Task prompt
Within the material below, how many lines carry the word "value"? Only that number is wanted.

****************************************

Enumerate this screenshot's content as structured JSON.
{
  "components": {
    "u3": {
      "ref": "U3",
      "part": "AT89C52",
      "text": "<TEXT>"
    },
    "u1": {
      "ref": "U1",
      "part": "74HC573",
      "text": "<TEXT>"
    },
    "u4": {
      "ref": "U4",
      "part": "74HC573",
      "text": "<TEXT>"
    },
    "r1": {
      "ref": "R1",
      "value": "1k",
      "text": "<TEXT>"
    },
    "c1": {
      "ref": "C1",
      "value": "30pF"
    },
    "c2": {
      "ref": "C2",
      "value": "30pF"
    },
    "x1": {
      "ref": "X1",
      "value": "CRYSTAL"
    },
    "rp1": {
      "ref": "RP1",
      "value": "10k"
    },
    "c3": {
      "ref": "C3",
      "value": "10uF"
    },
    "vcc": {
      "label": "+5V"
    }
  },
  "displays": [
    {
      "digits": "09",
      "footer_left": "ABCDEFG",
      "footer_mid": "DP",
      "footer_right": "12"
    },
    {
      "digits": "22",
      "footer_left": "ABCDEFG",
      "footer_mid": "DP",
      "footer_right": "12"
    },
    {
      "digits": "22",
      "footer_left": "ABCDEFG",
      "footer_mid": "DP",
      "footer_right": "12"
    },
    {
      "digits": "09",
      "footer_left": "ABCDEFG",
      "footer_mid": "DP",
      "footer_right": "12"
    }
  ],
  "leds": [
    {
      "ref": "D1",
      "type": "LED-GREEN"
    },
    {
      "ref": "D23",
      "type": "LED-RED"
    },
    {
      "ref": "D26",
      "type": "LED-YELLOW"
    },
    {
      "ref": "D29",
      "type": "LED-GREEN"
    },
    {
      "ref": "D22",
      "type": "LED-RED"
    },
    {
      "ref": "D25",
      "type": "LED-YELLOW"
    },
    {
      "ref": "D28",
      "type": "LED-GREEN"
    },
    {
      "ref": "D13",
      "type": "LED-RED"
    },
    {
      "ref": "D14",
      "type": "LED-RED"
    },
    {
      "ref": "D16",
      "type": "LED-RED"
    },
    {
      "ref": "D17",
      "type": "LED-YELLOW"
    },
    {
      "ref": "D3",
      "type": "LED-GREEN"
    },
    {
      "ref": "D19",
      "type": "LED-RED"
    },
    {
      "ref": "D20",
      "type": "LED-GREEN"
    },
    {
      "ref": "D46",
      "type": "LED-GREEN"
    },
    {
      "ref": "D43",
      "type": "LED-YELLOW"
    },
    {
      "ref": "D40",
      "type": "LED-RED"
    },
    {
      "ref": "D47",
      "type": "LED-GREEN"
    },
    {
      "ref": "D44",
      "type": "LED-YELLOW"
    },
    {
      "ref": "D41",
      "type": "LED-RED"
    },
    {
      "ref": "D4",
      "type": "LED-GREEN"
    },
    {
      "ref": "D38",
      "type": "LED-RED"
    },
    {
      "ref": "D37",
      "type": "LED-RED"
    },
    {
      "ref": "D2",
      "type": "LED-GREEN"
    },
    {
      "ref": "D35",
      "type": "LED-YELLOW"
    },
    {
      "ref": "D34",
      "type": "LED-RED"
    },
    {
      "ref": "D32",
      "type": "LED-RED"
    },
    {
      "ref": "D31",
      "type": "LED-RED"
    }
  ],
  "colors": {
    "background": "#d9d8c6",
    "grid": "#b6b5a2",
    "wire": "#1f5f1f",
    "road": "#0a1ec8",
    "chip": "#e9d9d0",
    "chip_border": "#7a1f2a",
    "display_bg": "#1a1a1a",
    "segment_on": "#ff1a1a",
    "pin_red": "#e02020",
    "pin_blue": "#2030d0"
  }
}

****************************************

Completed exercise
6